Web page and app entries
_____

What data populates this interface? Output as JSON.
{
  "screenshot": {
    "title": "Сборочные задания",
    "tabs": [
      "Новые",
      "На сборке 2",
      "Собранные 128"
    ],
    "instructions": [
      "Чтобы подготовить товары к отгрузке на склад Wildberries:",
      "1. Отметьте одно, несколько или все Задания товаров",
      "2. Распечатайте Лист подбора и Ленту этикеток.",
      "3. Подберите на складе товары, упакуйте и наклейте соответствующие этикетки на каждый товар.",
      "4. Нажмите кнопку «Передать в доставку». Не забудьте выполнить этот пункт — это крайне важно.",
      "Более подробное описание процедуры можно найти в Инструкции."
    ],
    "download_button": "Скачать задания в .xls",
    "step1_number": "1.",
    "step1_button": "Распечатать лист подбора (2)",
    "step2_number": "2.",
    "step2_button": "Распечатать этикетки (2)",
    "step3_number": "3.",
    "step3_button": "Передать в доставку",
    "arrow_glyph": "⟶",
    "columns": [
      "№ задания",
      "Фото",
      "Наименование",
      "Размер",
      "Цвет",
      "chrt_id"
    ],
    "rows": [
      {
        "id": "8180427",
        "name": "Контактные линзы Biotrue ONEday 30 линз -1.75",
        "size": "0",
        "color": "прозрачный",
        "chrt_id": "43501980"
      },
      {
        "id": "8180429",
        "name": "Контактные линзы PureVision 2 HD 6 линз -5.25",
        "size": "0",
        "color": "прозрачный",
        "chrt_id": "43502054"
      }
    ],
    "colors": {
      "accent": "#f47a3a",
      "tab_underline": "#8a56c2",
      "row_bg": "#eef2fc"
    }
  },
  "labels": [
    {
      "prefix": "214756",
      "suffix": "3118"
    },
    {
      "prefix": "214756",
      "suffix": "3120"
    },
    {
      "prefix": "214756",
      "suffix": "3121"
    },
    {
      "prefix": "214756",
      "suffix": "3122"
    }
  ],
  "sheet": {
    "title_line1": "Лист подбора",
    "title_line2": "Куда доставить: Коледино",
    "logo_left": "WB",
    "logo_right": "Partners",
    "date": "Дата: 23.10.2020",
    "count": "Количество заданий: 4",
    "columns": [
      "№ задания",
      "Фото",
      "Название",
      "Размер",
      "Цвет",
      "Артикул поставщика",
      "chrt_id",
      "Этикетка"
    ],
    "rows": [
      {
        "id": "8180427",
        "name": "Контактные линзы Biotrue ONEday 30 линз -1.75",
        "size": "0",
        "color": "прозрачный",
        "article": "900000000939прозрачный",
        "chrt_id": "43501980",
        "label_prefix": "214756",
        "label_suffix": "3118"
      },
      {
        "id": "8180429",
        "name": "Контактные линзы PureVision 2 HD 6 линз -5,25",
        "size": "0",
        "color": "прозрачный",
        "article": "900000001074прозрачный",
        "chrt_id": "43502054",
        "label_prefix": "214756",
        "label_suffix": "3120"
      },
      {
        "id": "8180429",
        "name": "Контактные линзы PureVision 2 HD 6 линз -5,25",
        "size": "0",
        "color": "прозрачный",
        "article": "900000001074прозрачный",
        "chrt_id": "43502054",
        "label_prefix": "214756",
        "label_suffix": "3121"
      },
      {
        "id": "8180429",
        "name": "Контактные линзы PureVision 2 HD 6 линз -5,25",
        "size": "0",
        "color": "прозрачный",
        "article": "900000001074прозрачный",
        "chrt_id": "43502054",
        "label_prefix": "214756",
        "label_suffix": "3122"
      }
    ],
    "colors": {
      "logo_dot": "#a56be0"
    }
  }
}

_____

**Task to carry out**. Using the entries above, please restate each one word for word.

**Result below**.
What data populates this interface? Output as JSON.
{
  "screenshot": {
    "title": "Сборочные задания",
    "tabs": [
      "Новые",
      "На сборке 2",
      "Собранные 128"
    ],
    "instructions": [
      "Чтобы подготовить товары к отгрузке на склад Wildberries:",
      "1. Отметьте одно, несколько или все Задания товаров",
      "2. Распечатайте Лист подбора и Ленту этикеток.",
      "3. Подберите на складе товары, упакуйте и наклейте соответствующие этикетки на каждый товар.",
      "4. Нажмите кнопку «Передать в доставку». Не забудьте выполнить этот пункт — это крайне важно.",
      "Более подробное описание процедуры можно найти в Инструкции."
    ],
    "download_button": "Скачать задания в .xls",
    "step1_number": "1.",
    "step1_button": "Распечатать лист подбора (2)",
    "step2_number": "2.",
    "step2_button": "Распечатать этикетки (2)",
    "step3_number": "3.",
    "step3_button": "Передать в доставку",
    "arrow_glyph": "⟶",
    "columns": [
      "№ задания",
      "Фото",
      "Наименование",
      "Размер",
      "Цвет",
      "chrt_id"
    ],
    "rows": [
      {
        "id": "8180427",
        "name": "Контактные линзы Biotrue ONEday 30 линз -1.75",
        "size": "0",
        "color": "прозрачный",
        "chrt_id": "43501980"
      },
      {
        "id": "8180429",
        "name": "Контактные линзы PureVision 2 HD 6 линз -5.25",
        "size": "0",
        "color": "прозрачный",
        "chrt_id": "43502054"
      }
    ],
    "colors": {
      "accent": "#f47a3a",
      "tab_underline": "#8a56c2",
      "row_bg": "#eef2fc"
    }
  },
  "labels": [
    {
      "prefix": "214756",
      "suffix": "3118"
    },
    {
      "prefix": "214756",
      "suffix": "3120"
    },
    {
      "prefix": "214756",
      "suffix": "3121"
    },
    {
      "prefix": "214756",
      "suffix": "3122"
    }
  ],
  "sheet": {
    "title_line1": "Лист подбора",
    "title_line2": "Куда доставить: Коледино",
    "logo_left": "WB",
    "logo_right": "Partners",
    "date": "Дата: 23.10.2020",
    "count": "Количество заданий: 4",
    "columns": [
      "№ задания",
      "Фото",
      "Название",
      "Размер",
      "Цвет",
      "Артикул поставщика",
      "chrt_id",
      "Этикетка"
    ],
    "rows": [
      {
        "id": "8180427",
        "name": "Контактные линзы Biotrue ONEday 30 линз -1.75",
        "size": "0",
        "color": "прозрачный",
        "article": "900000000939прозрачный",
        "chrt_id": "43501980",
        "label_prefix": "214756",
        "label_suffix": "3118"
      },
      {
        "id": "8180429",
        "name": "Контактные линзы PureVision 2 HD 6 линз -5,25",
        "size": "0",
        "color": "прозрачный",
        "article": "900000001074прозрачный",
        "chrt_id": "43502054",
        "label_prefix": "214756",
        "label_suffix": "3120"
      },
      {
        "id": "8180429",
        "name": "Контактные линзы PureVision 2 HD 6 линз -5,25",
        "size": "0",
        "color": "прозрачный",
        "article": "900000001074прозрачный",
        "chrt_id": "43502054",
        "label_prefix": "214756",
        "label_suffix": "3121"
      },
      {
        "id": "8180429",
        "name": "Контактные линзы PureVision 2 HD 6 линз -5,25",
        "size": "0",
        "color": "прозрачный",
        "article": "900000001074прозрачный",
        "chrt_id": "43502054",
        "label_prefix": "214756",
        "label_suffix": "3122"
      }
    ],
    "colors": {
      "logo_dot": "#a56be0"
    }
  }
}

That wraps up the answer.